What’s to Blame for Boston-Area Natural Gas Explosions?

Print Email

At least 70 homes in the Boston area have been damaged or destroyed since Thursday afternoon in a series of explosions and fires due to an as-yet-unknown problem with the natural gas distribution system. One person died when a collapsing chimney fell on his car as he was driving.

At a press conference on Thursday, fire investigators suggested that over-pressurization in a gas-delivery main may have caused the blasts.

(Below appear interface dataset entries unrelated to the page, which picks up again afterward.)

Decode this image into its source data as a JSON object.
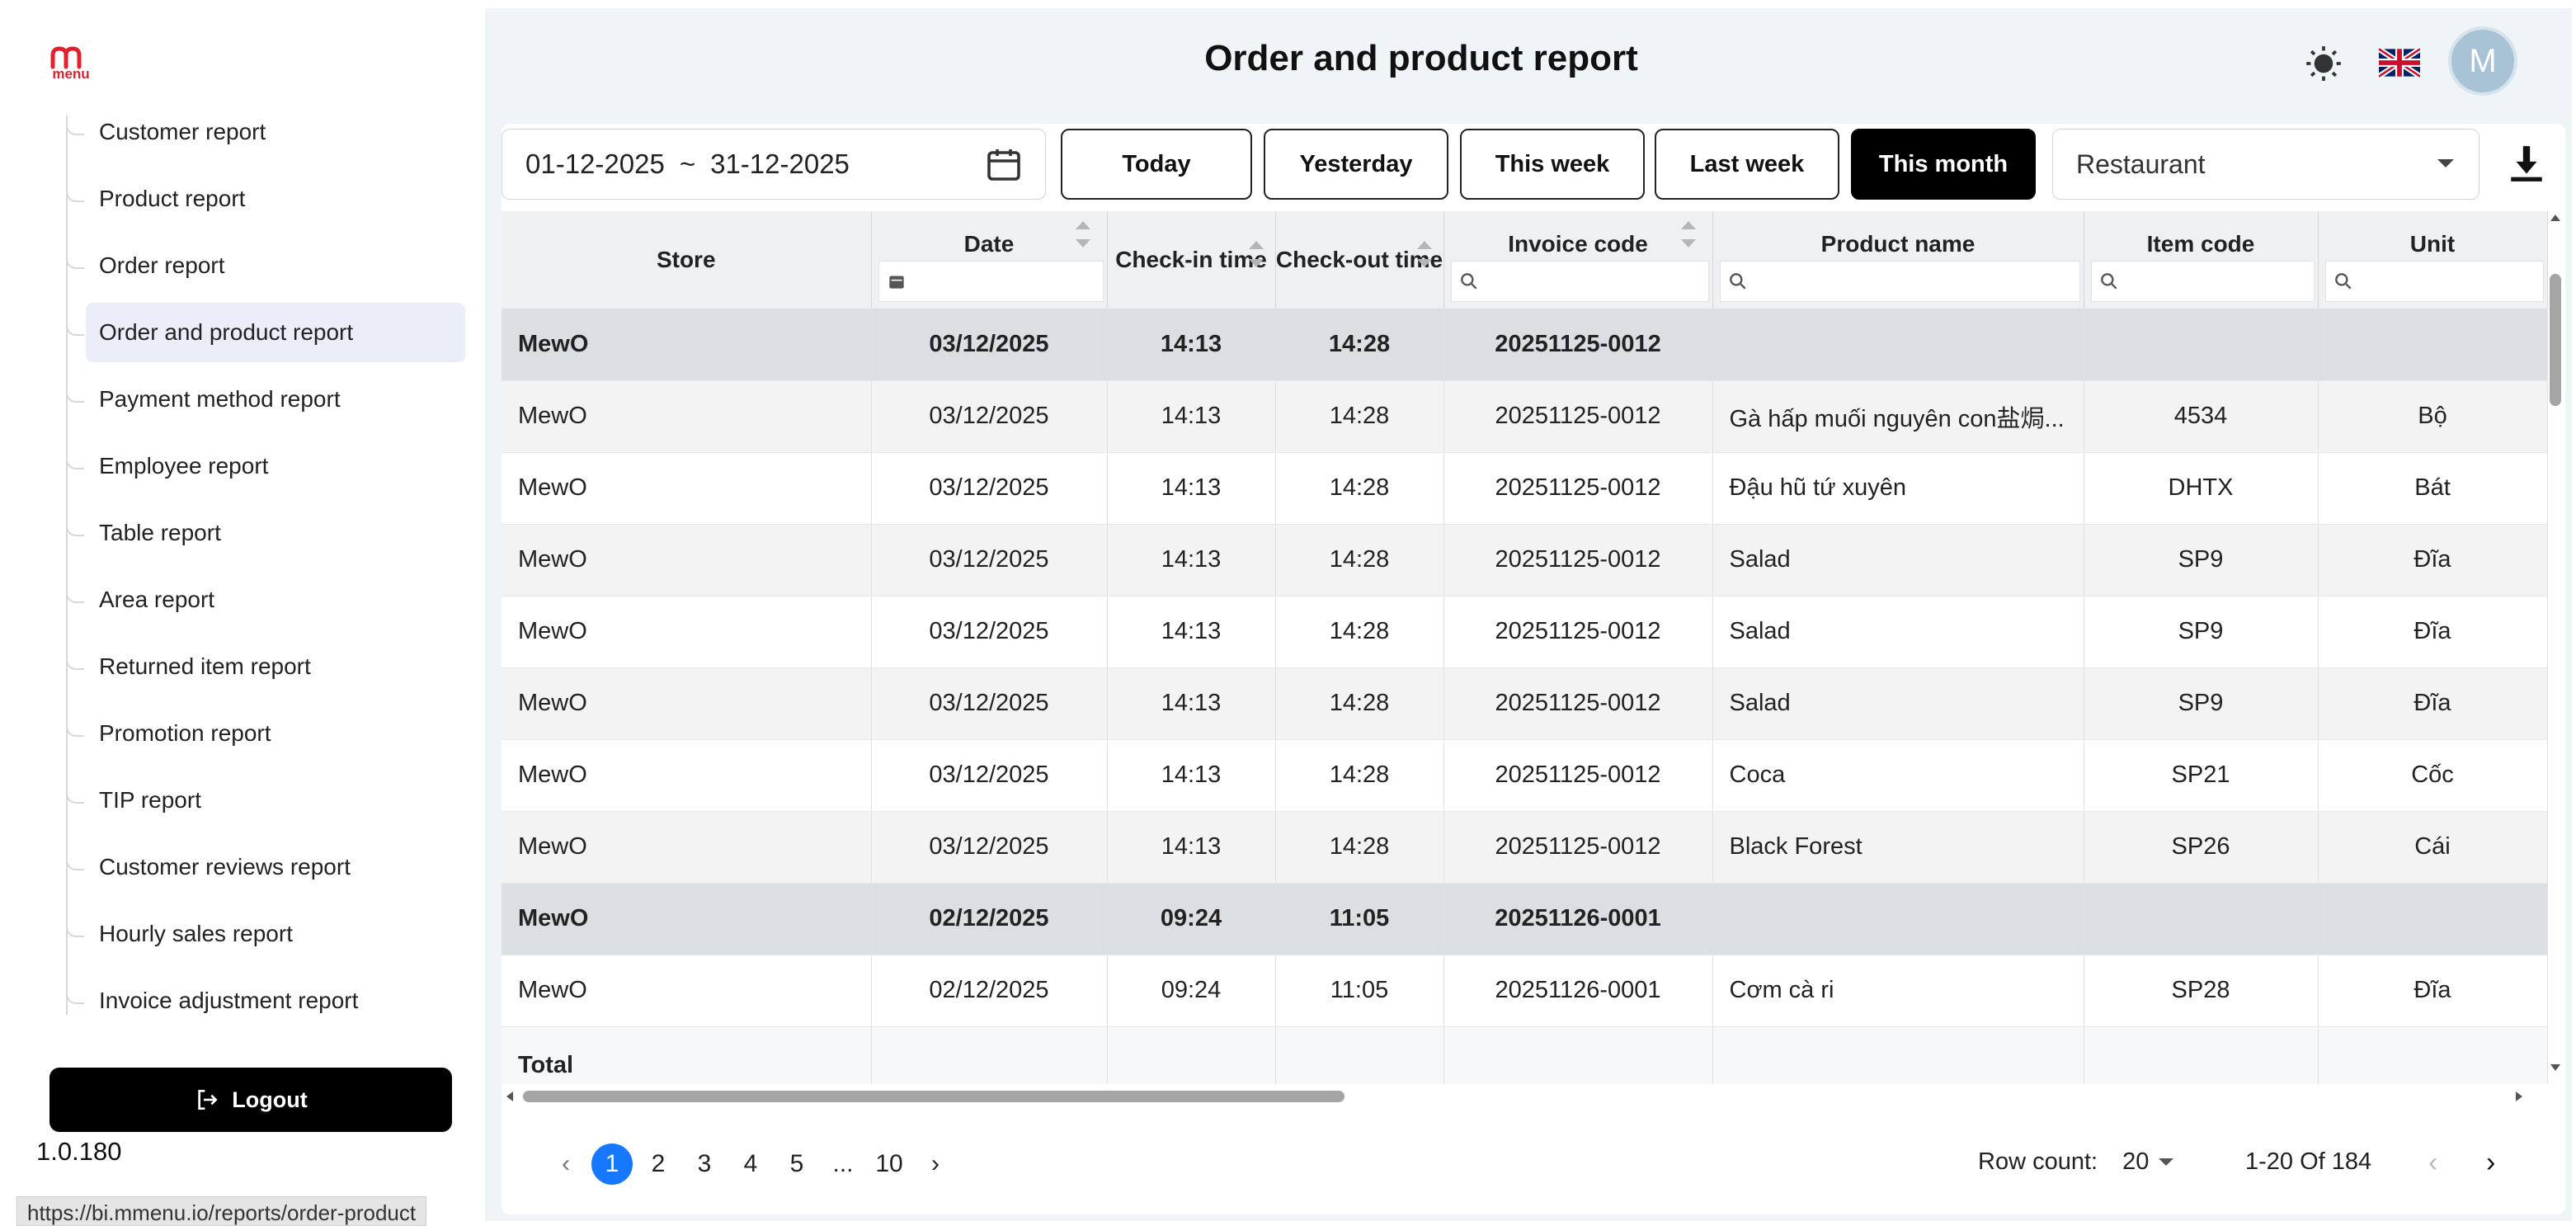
{
  "sidebar": {
    "logo_text": "menu",
    "items": [
      {
        "label": "Customer report",
        "active": false
      },
      {
        "label": "Product report",
        "active": false
      },
      {
        "label": "Order report",
        "active": false
      },
      {
        "label": "Order and product report",
        "active": true
      },
      {
        "label": "Payment method report",
        "active": false
      },
      {
        "label": "Employee report",
        "active": false
      },
      {
        "label": "Table report",
        "active": false
      },
      {
        "label": "Area report",
        "active": false
      },
      {
        "label": "Returned item report",
        "active": false
      },
      {
        "label": "Promotion report",
        "active": false
      },
      {
        "label": "TIP report",
        "active": false
      },
      {
        "label": "Customer reviews report",
        "active": false
      },
      {
        "label": "Hourly sales report",
        "active": false
      },
      {
        "label": "Invoice adjustment report",
        "active": false
      }
    ],
    "logout_label": "Logout",
    "version": "1.0.180"
  },
  "status_bar_url": "https://bi.mmenu.io/reports/order-product",
  "header": {
    "title": "Order and product report",
    "avatar_initial": "M"
  },
  "filters": {
    "date_from": "01-12-2025",
    "date_sep": "~",
    "date_to": "31-12-2025",
    "quick_ranges": [
      "Today",
      "Yesterday",
      "This week",
      "Last week",
      "This month"
    ],
    "active_range": "This month",
    "store_select": "Restaurant"
  },
  "table": {
    "columns": [
      "Store",
      "Date",
      "Check-in time",
      "Check-out time",
      "Invoice code",
      "Product name",
      "Item code",
      "Unit"
    ],
    "rows": [
      {
        "type": "group",
        "cells": [
          "MewO",
          "03/12/2025",
          "14:13",
          "14:28",
          "20251125-0012",
          "",
          "",
          ""
        ]
      },
      {
        "type": "alt",
        "cells": [
          "MewO",
          "03/12/2025",
          "14:13",
          "14:28",
          "20251125-0012",
          "Gà hấp muối nguyên con盐焗...",
          "4534",
          "Bộ"
        ]
      },
      {
        "type": "plain",
        "cells": [
          "MewO",
          "03/12/2025",
          "14:13",
          "14:28",
          "20251125-0012",
          "Đậu hũ tứ xuyên",
          "DHTX",
          "Bát"
        ]
      },
      {
        "type": "alt",
        "cells": [
          "MewO",
          "03/12/2025",
          "14:13",
          "14:28",
          "20251125-0012",
          "Salad",
          "SP9",
          "Đĩa"
        ]
      },
      {
        "type": "plain",
        "cells": [
          "MewO",
          "03/12/2025",
          "14:13",
          "14:28",
          "20251125-0012",
          "Salad",
          "SP9",
          "Đĩa"
        ]
      },
      {
        "type": "alt",
        "cells": [
          "MewO",
          "03/12/2025",
          "14:13",
          "14:28",
          "20251125-0012",
          "Salad",
          "SP9",
          "Đĩa"
        ]
      },
      {
        "type": "plain",
        "cells": [
          "MewO",
          "03/12/2025",
          "14:13",
          "14:28",
          "20251125-0012",
          "Coca",
          "SP21",
          "Cốc"
        ]
      },
      {
        "type": "alt",
        "cells": [
          "MewO",
          "03/12/2025",
          "14:13",
          "14:28",
          "20251125-0012",
          "Black Forest",
          "SP26",
          "Cái"
        ]
      },
      {
        "type": "group",
        "cells": [
          "MewO",
          "02/12/2025",
          "09:24",
          "11:05",
          "20251126-0001",
          "",
          "",
          ""
        ]
      },
      {
        "type": "plain",
        "cells": [
          "MewO",
          "02/12/2025",
          "09:24",
          "11:05",
          "20251126-0001",
          "Cơm cà ri",
          "SP28",
          "Đĩa"
        ]
      }
    ],
    "total_label": "Total"
  },
  "pagination": {
    "pages": [
      "1",
      "2",
      "3",
      "4",
      "5",
      "...",
      "10"
    ],
    "current": "1",
    "row_count_label": "Row count:",
    "row_count_value": "20",
    "range_text": "1-20 Of 184"
  }
}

The natural gas supplier for the affected area is Columbia Gas, a subsidiary of NiSource Inc. (NYSE: NI). Columbia serves more than 50,000 customers in the Merrimack Valley including the cities of Andover, North Andover, and Lawrence where the explosions and fires occurred.

Ironically, perhaps, earlier in the day Columbia Gas issued an announcement that it would begin upgrading its distribution lines in the region. According to the press release:

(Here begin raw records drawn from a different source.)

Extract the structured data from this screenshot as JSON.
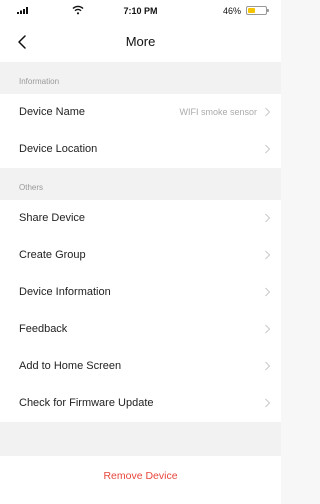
{
  "status_bar": {
    "time": "7:10 PM",
    "battery_text": "46%",
    "battery_level": 0.46,
    "battery_color": "#f5c400"
  },
  "nav": {
    "title": "More",
    "back_icon": "chevron-left-icon"
  },
  "sections": {
    "information": {
      "header": "Information",
      "rows": [
        {
          "label": "Device Name",
          "value": "WIFI smoke sensor"
        },
        {
          "label": "Device Location"
        }
      ]
    },
    "others": {
      "header": "Others",
      "rows": [
        {
          "label": "Share Device"
        },
        {
          "label": "Create Group"
        },
        {
          "label": "Device Information"
        },
        {
          "label": "Feedback"
        },
        {
          "label": "Add to Home Screen"
        },
        {
          "label": "Check for Firmware Update"
        }
      ]
    }
  },
  "remove_button": {
    "label": "Remove Device",
    "color": "#e8463c"
  }
}
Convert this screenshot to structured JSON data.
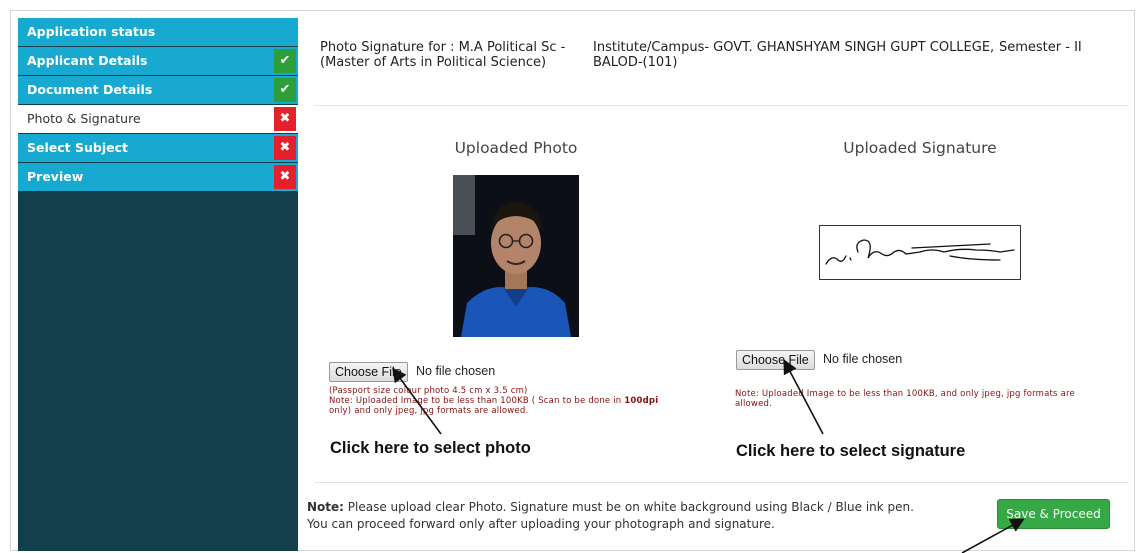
{
  "sidebar": {
    "items": [
      {
        "label": "Application status",
        "status": "none"
      },
      {
        "label": "Applicant Details",
        "status": "done",
        "badge": "✔"
      },
      {
        "label": "Document Details",
        "status": "done",
        "badge": "✔"
      },
      {
        "label": "Photo & Signature",
        "status": "pending",
        "badge": "✖"
      },
      {
        "label": "Select Subject",
        "status": "pending",
        "badge": "✖"
      },
      {
        "label": "Preview",
        "status": "pending",
        "badge": "✖"
      }
    ]
  },
  "header": {
    "course_line1": "Photo Signature for : M.A Political Sc -",
    "course_line2": "(Master of Arts in Political Science)",
    "institute_line1": "Institute/Campus- GOVT. GHANSHYAM SINGH GUPT COLLEGE,",
    "institute_line2": "BALOD-(101)",
    "semester": "Semester - II"
  },
  "photo": {
    "title": "Uploaded Photo",
    "choose_label": "Choose File",
    "no_file": "No file chosen",
    "note_line1": "(Passport size colour photo 4.5 cm x 3.5 cm)",
    "note_line2_a": "Note: Uploaded Image to be less than 100KB ( Scan to be done in ",
    "note_line2_b": "100dpi",
    "note_line3": "only) and only jpeg, jpg formats are allowed.",
    "callout": "Click here to select photo"
  },
  "signature": {
    "title": "Uploaded Signature",
    "choose_label": "Choose File",
    "no_file": "No file chosen",
    "note_line1": "Note: Uploaded Image to be less than 100KB, and only jpeg, jpg formats are",
    "note_line2": "allowed.",
    "callout": "Click here to select signature"
  },
  "footer": {
    "note_bold": "Note:",
    "note_line1": " Please upload clear Photo. Signature must be on white background using Black / Blue ink pen.",
    "note_line2": "You can proceed forward only after uploading your photograph and signature.",
    "save_label": "Save & Proceed"
  },
  "colors": {
    "sidebar_bg": "#123f4b",
    "sidebar_item": "#17a9cf",
    "ok": "#2e9e3b",
    "bad": "#e5202a",
    "save": "#36a845"
  }
}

For your safety, your gas service will be off during the installation. We may relocate the gas meter to an appropriate place outside – at no additional cost to you. Once our work is completed, we’ll conduct a natural gas safety inspection outside and inside your home or business. After a successful inspection, we’ll relight your appliances.

The blasts call to mind the September 2010 explosion of a natural gas pipeline in San Bruno, California, just south of San Francisco. The two incidents are considerably different, however. The San Bruno blast occurred on a 30-inch main and killed eight people, leveled 35 homes and blew a massive hole in the street more than 40 feet deep and 165 feet long. PG&E, the company that owned and operated the gas lines, paid billions in fines and other costs as a result of the blast.

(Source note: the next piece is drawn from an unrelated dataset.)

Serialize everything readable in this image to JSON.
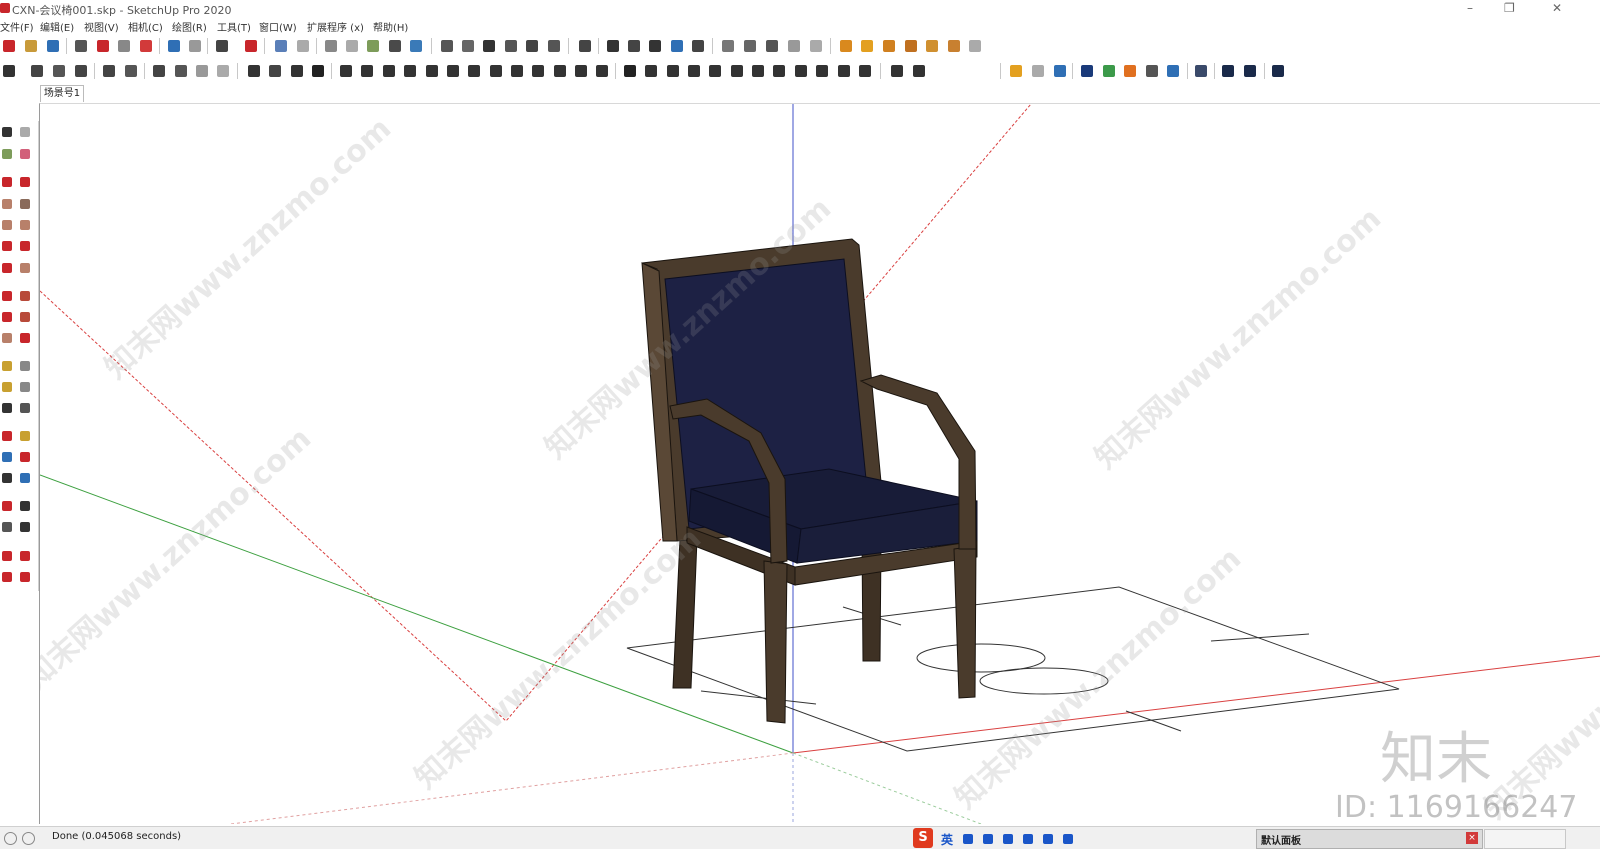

The carnage in Massachusetts was localized to individual homes, leading investigators to suspect that small-diameter distribution lines were over-pressurized. Natural gas lines into a house would normally maintain a pressure of around 0.25 lb per square inch, just barely higher than normal air pressure. But gas travels at significantly higher pressures before it reaches the meter and the regulator attached to a house that reduces the pressure to safe levels for consumers. The house fills with gas and the slightest spark can ignite it. Why the lines became over-pressurized (if indeed they did) will be determined over the course of the next several days.

NiSource stock posted a new 52-week high on Thursday of $28.11, and shares traded down about 7.5% in Friday’s premarket session to $25.99. The stock’s consensus price target is $27.63.